> **The problem**:
Among the entries that follow, find every line with the word "Ctrl" and copy it.

======== Data provided

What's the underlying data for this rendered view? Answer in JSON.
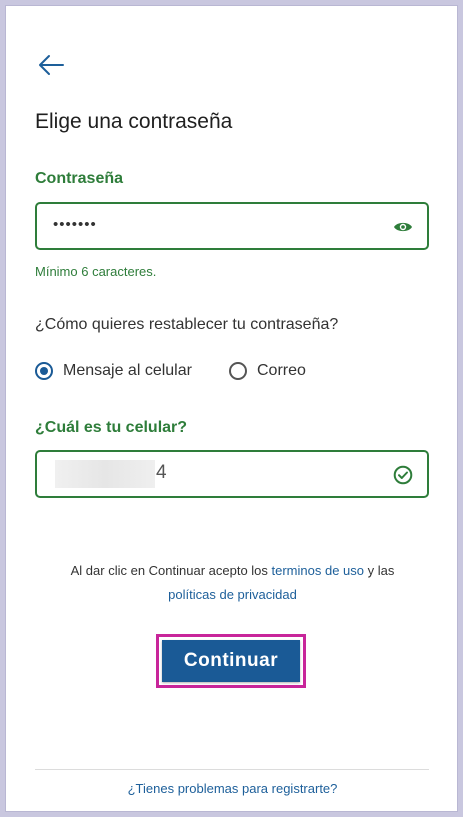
{
  "header": {
    "title": "Elige una contraseña"
  },
  "password": {
    "label": "Contraseña",
    "value": "•••••••",
    "hint": "Mínimo 6 caracteres."
  },
  "reset": {
    "question": "¿Cómo quieres restablecer tu contraseña?",
    "options": [
      {
        "label": "Mensaje al celular",
        "selected": true
      },
      {
        "label": "Correo",
        "selected": false
      }
    ]
  },
  "phone": {
    "label": "¿Cuál es tu celular?",
    "visible_digit": "4"
  },
  "terms": {
    "prefix": "Al dar clic en Continuar acepto los ",
    "terms_link": "terminos de uso",
    "middle": " y las",
    "privacy_link": "políticas de privacidad"
  },
  "actions": {
    "continue_label": "Continuar",
    "help_link": "¿Tienes problemas para registrarte?"
  },
  "colors": {
    "accent_green": "#2e7d3a",
    "primary_blue": "#1a5a96",
    "highlight_magenta": "#c8259a"
  },
  "icons": {
    "back": "arrow-left-icon",
    "show_password": "eye-icon",
    "valid": "check-circle-icon"
  }
}
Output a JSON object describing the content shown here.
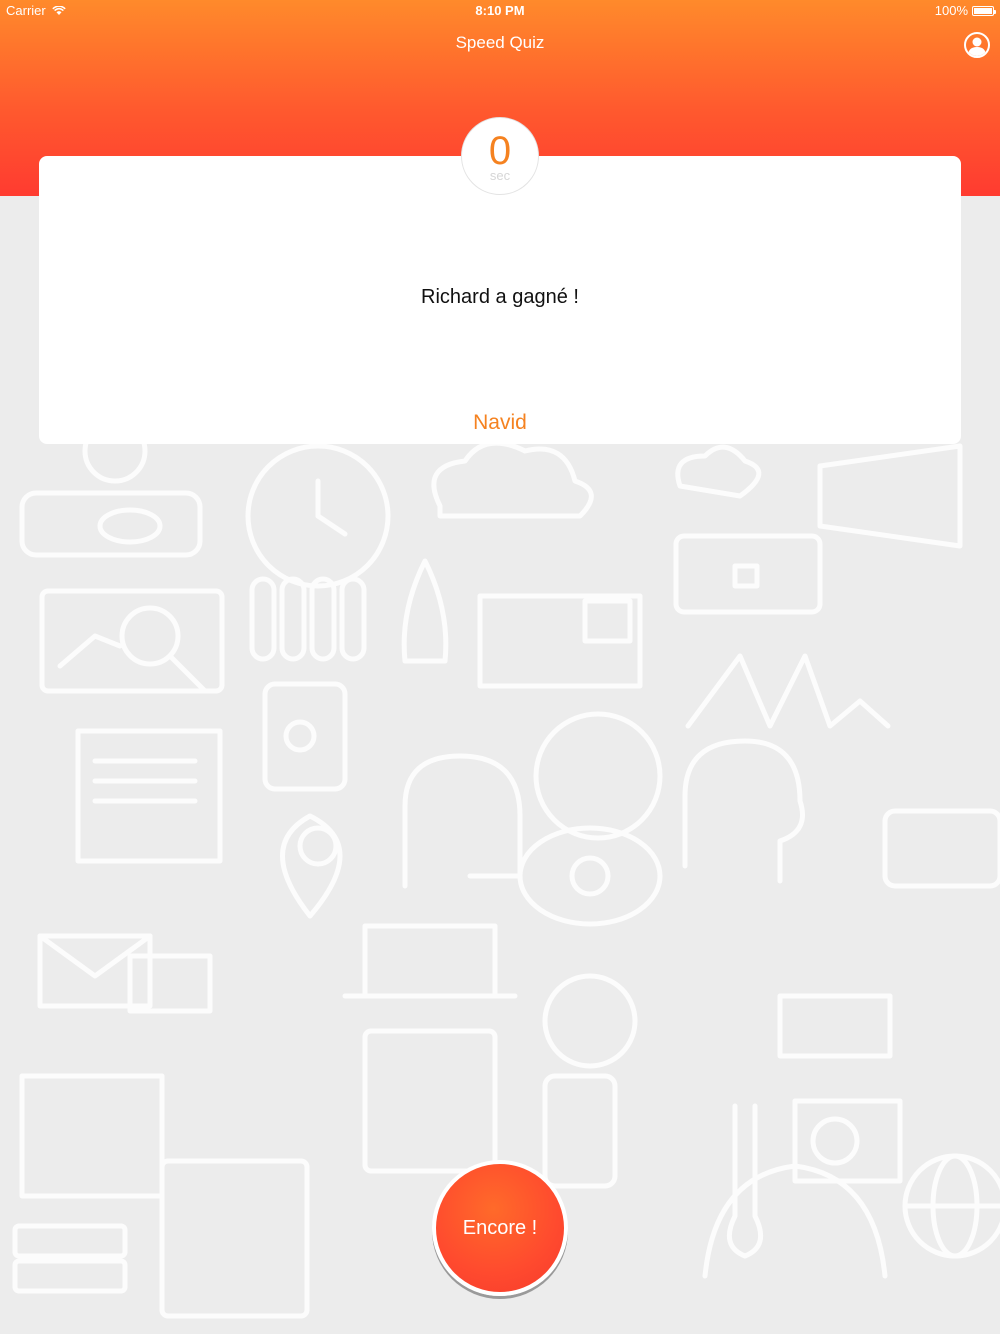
{
  "status_bar": {
    "carrier": "Carrier",
    "time": "8:10 PM",
    "battery": "100%"
  },
  "nav": {
    "title": "Speed Quiz",
    "profile_icon": "user-profile-icon"
  },
  "timer": {
    "value": "0",
    "unit": "sec"
  },
  "card": {
    "result": "Richard a gagné !",
    "player": "Navid"
  },
  "actions": {
    "encore_label": "Encore !"
  },
  "colors": {
    "accent": "#f58220",
    "header_top": "#ff8a2b",
    "header_bottom": "#ff3b30",
    "background": "#ececec"
  }
}
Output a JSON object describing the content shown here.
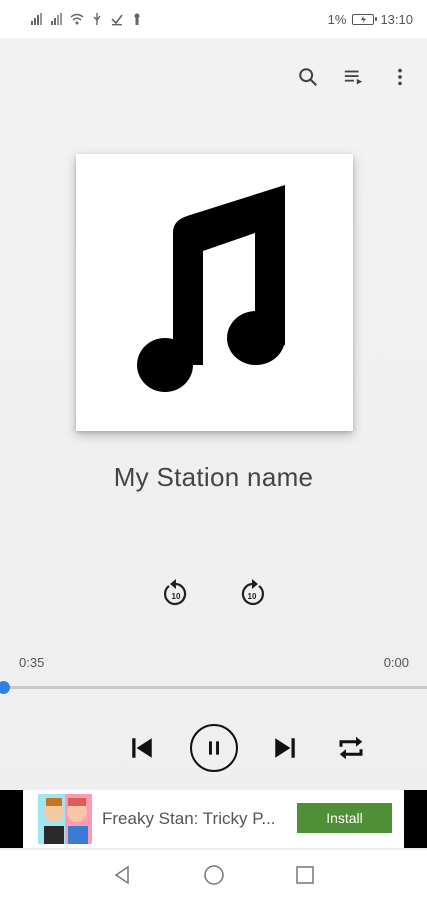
{
  "status_bar": {
    "battery_percent": "1%",
    "time": "13:10",
    "icons": [
      "signal-icon",
      "signal-icon",
      "wifi-icon",
      "usb-icon",
      "download-icon",
      "keyhole-icon"
    ]
  },
  "toolbar": {
    "icons": [
      "search-icon",
      "queue-icon",
      "more-vert-icon"
    ]
  },
  "player": {
    "artwork_icon": "music-note-icon",
    "station_name": "My Station name",
    "rewind_label": "10",
    "forward_label": "10",
    "elapsed": "0:35",
    "remaining": "0:00",
    "progress": 0.0,
    "accent_color": "#2f80ed"
  },
  "controls": {
    "icons": [
      "skip-previous-icon",
      "pause-icon",
      "skip-next-icon",
      "repeat-icon"
    ]
  },
  "ad": {
    "title": "Freaky Stan: Tricky P...",
    "install_label": "Install",
    "install_color": "#4f8f37"
  },
  "nav_bar": {
    "icons": [
      "back-icon",
      "home-icon",
      "recents-icon"
    ]
  }
}
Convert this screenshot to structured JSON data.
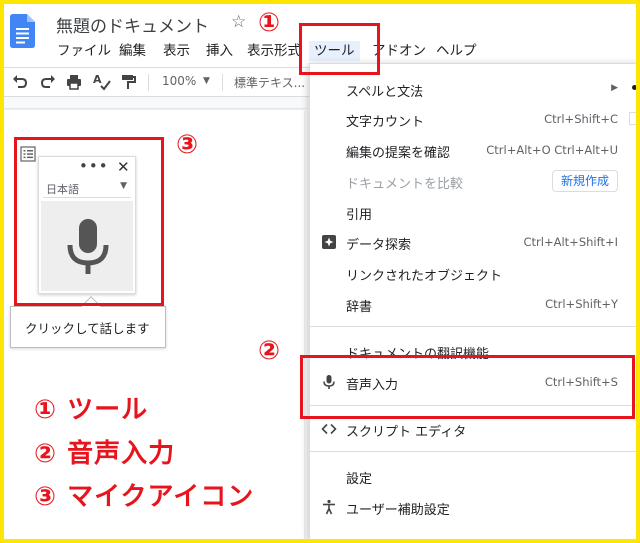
{
  "app": {
    "doc_title": "無題のドキュメント",
    "menus": [
      {
        "label": "ファイル"
      },
      {
        "label": "編集"
      },
      {
        "label": "表示"
      },
      {
        "label": "挿入"
      },
      {
        "label": "表示形式"
      },
      {
        "label": "ツール"
      },
      {
        "label": "アドオン"
      },
      {
        "label": "ヘルプ"
      }
    ]
  },
  "toolbar": {
    "zoom": "100%",
    "style": "標準テキス..."
  },
  "voice_widget": {
    "language": "日本語",
    "tooltip": "クリックして話します"
  },
  "tools_menu": {
    "items": [
      {
        "label": "スペルと文法",
        "shortcut": "",
        "icon": "",
        "submenu": true
      },
      {
        "label": "文字カウント",
        "shortcut": "Ctrl+Shift+C",
        "icon": ""
      },
      {
        "label": "編集の提案を確認",
        "shortcut": "Ctrl+Alt+O Ctrl+Alt+U",
        "icon": ""
      },
      {
        "label": "ドキュメントを比較",
        "shortcut": "",
        "badge": "新規作成",
        "disabled": true
      },
      {
        "label": "引用",
        "shortcut": "",
        "icon": ""
      },
      {
        "label": "データ探索",
        "shortcut": "Ctrl+Alt+Shift+I",
        "icon": "explore-icon"
      },
      {
        "label": "リンクされたオブジェクト",
        "shortcut": "",
        "icon": ""
      },
      {
        "label": "辞書",
        "shortcut": "Ctrl+Shift+Y",
        "icon": ""
      },
      {
        "label": "ドキュメントの翻訳機能",
        "shortcut": "",
        "icon": ""
      },
      {
        "label": "音声入力",
        "shortcut": "Ctrl+Shift+S",
        "icon": "microphone-icon"
      },
      {
        "label": "スクリプト エディタ",
        "shortcut": "",
        "icon": "code-icon"
      },
      {
        "label": "設定",
        "shortcut": "",
        "icon": ""
      },
      {
        "label": "ユーザー補助設定",
        "shortcut": "",
        "icon": "accessibility-icon"
      }
    ]
  },
  "annotations": {
    "num1": "①",
    "num2": "②",
    "num3": "③",
    "legend": [
      "① ツール",
      "② 音声入力",
      "③ マイクアイコン"
    ],
    "accent_color": "#e8141d",
    "frame_color": "#ffe600"
  }
}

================

> **Completed exercise**:
        "shortcut": "Ctrl+Shift+C",
        "shortcut": "Ctrl+Alt+O Ctrl+Alt+U",
        "shortcut": "Ctrl+Alt+Shift+I",
        "shortcut": "Ctrl+Shift+Y",
        "shortcut": "Ctrl+Shift+S",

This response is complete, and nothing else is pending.